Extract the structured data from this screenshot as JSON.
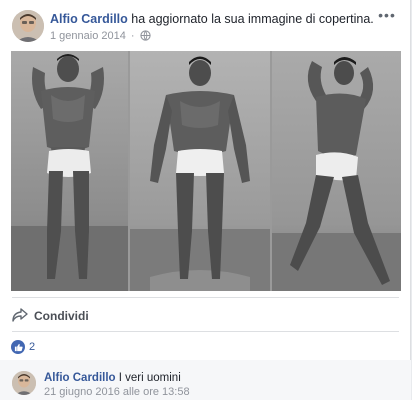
{
  "post": {
    "author": "Alfio Cardillo",
    "action": "ha aggiornato la sua immagine di copertina.",
    "date": "1 gennaio 2014",
    "separator": "·",
    "privacy_icon": "globe-icon",
    "more_icon": "more-options-icon",
    "more_label": "•••"
  },
  "photo": {
    "panels": [
      "left-pose",
      "center-pose",
      "right-pose"
    ]
  },
  "actions": {
    "share_label": "Condividi",
    "share_icon": "share-arrow-icon"
  },
  "reactions": {
    "like_icon": "like-thumb-icon",
    "count": "2"
  },
  "comment": {
    "author": "Alfio Cardillo",
    "text": "I veri uomini",
    "timestamp": "21 giugno 2016 alle ore 13:58"
  },
  "colors": {
    "link_blue": "#365899",
    "like_blue": "#4267b2",
    "meta_gray": "#90949c"
  }
}
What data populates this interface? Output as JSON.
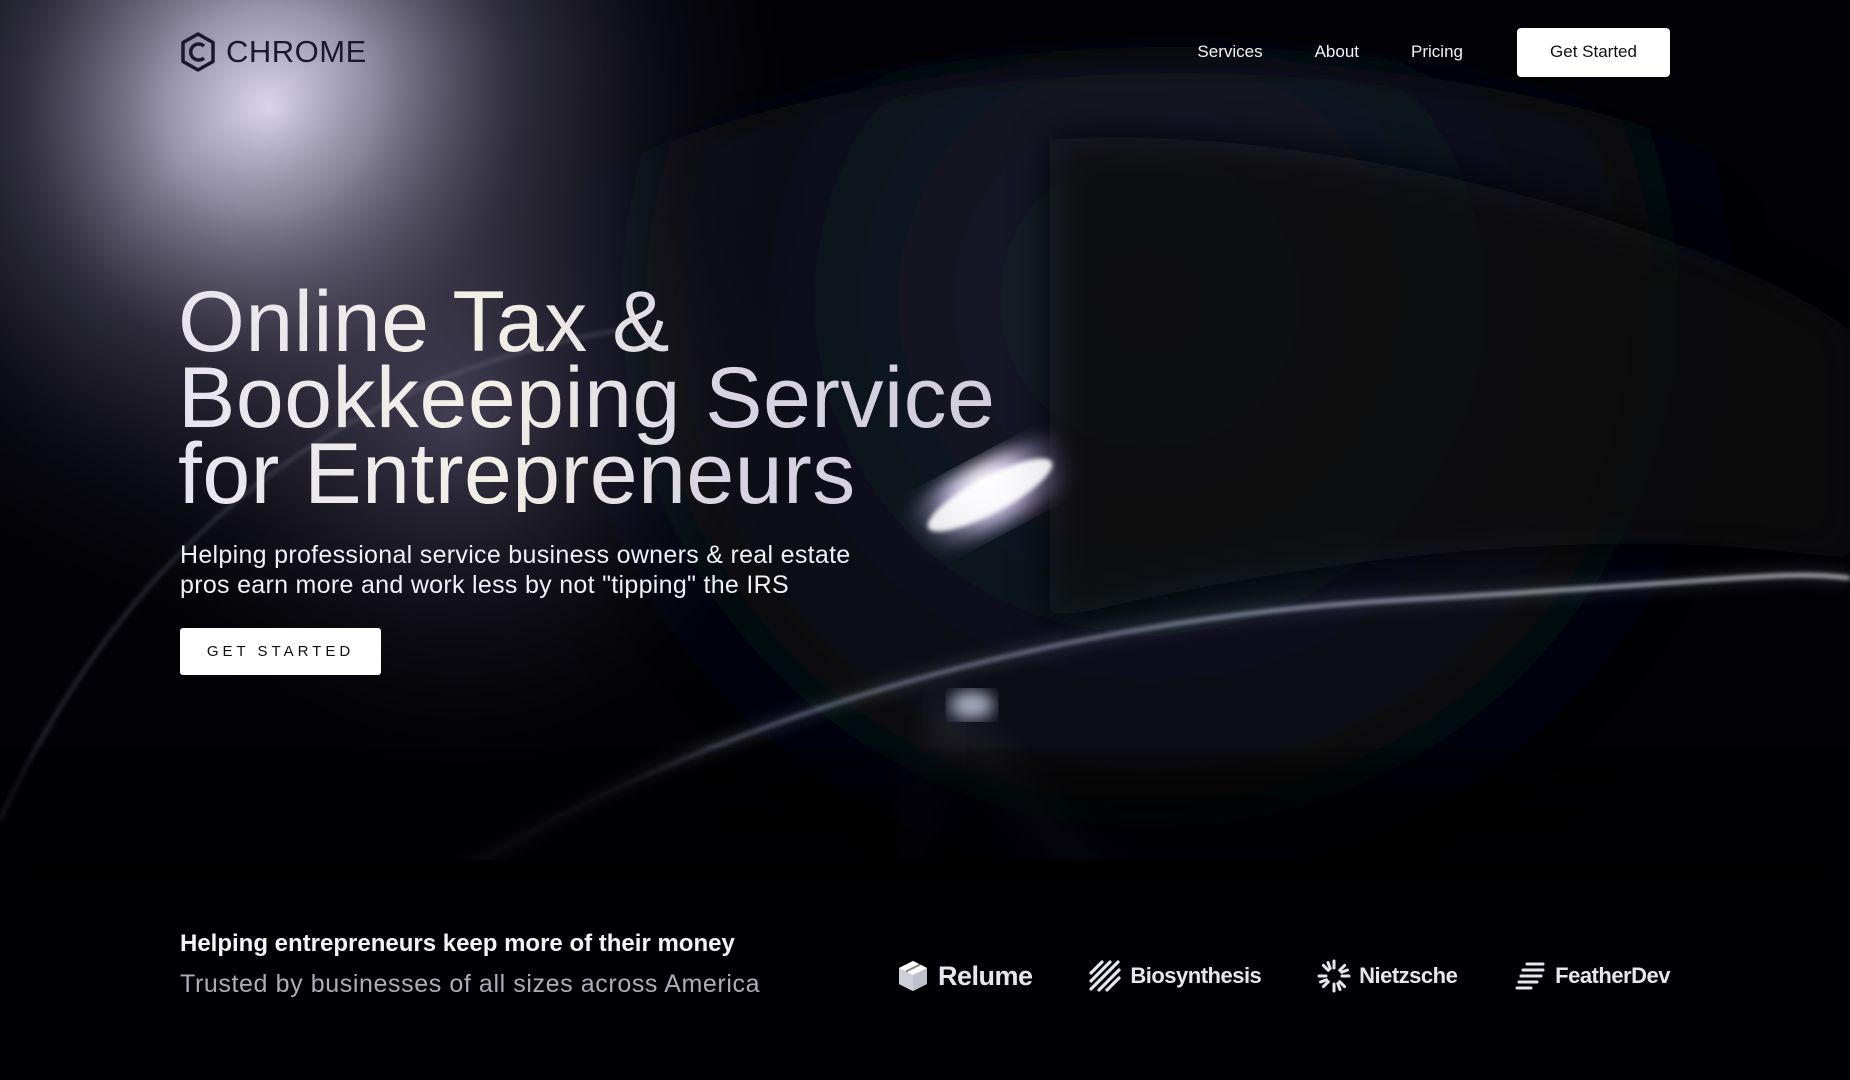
{
  "header": {
    "logo_text": "CHROME",
    "logo_icon": "hexagon-c-icon",
    "nav": [
      "Services",
      "About",
      "Pricing"
    ],
    "cta_label": "Get Started"
  },
  "hero": {
    "title_lines": [
      "Online Tax &",
      "Bookkeeping Service",
      "for Entrepreneurs"
    ],
    "subtitle_lines": [
      "Helping professional service business owners & real estate",
      "pros earn more and work less by not \"tipping\" the IRS"
    ],
    "cta_label": "GET STARTED"
  },
  "trust": {
    "heading": "Helping entrepreneurs keep more of their money",
    "subheading": "Trusted by businesses of all sizes across America",
    "logos": [
      {
        "name": "Relume",
        "icon": "cube-icon"
      },
      {
        "name": "Biosynthesis",
        "icon": "diagonal-stripes-icon"
      },
      {
        "name": "Nietzsche",
        "icon": "sunburst-icon"
      },
      {
        "name": "FeatherDev",
        "icon": "feather-lines-icon"
      }
    ]
  },
  "colors": {
    "background": "#020206",
    "accent_glow": "#d9d3f0",
    "text_primary": "#f2f2f6",
    "text_muted": "#aeadb6",
    "button_bg": "#ffffff"
  }
}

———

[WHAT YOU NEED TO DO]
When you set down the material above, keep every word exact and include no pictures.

[ANSWER SECTION]
Extract the structured data from this screenshot as JSON.
{
  "post": {
    "author": "Alfio Cardillo",
    "action": "ha aggiornato la sua immagine di copertina.",
    "date": "1 gennaio 2014",
    "separator": "·",
    "privacy_icon": "globe-icon",
    "more_icon": "more-options-icon",
    "more_label": "•••"
  },
  "photo": {
    "panels": [
      "left-pose",
      "center-pose",
      "right-pose"
    ]
  },
  "actions": {
    "share_label": "Condividi",
    "share_icon": "share-arrow-icon"
  },
  "reactions": {
    "like_icon": "like-thumb-icon",
    "count": "2"
  },
  "comment": {
    "author": "Alfio Cardillo",
    "text": "I veri uomini",
    "timestamp": "21 giugno 2016 alle ore 13:58"
  },
  "colors": {
    "link_blue": "#365899",
    "like_blue": "#4267b2",
    "meta_gray": "#90949c"
  }
}
What data populates this interface? Output as JSON.
{
  "header": {
    "logo_text": "CHROME",
    "logo_icon": "hexagon-c-icon",
    "nav": [
      "Services",
      "About",
      "Pricing"
    ],
    "cta_label": "Get Started"
  },
  "hero": {
    "title_lines": [
      "Online Tax &",
      "Bookkeeping Service",
      "for Entrepreneurs"
    ],
    "subtitle_lines": [
      "Helping professional service business owners & real estate",
      "pros earn more and work less by not \"tipping\" the IRS"
    ],
    "cta_label": "GET STARTED"
  },
  "trust": {
    "heading": "Helping entrepreneurs keep more of their money",
    "subheading": "Trusted by businesses of all sizes across America",
    "logos": [
      {
        "name": "Relume",
        "icon": "cube-icon"
      },
      {
        "name": "Biosynthesis",
        "icon": "diagonal-stripes-icon"
      },
      {
        "name": "Nietzsche",
        "icon": "sunburst-icon"
      },
      {
        "name": "FeatherDev",
        "icon": "feather-lines-icon"
      }
    ]
  },
  "colors": {
    "background": "#020206",
    "accent_glow": "#d9d3f0",
    "text_primary": "#f2f2f6",
    "text_muted": "#aeadb6",
    "button_bg": "#ffffff"
  }
}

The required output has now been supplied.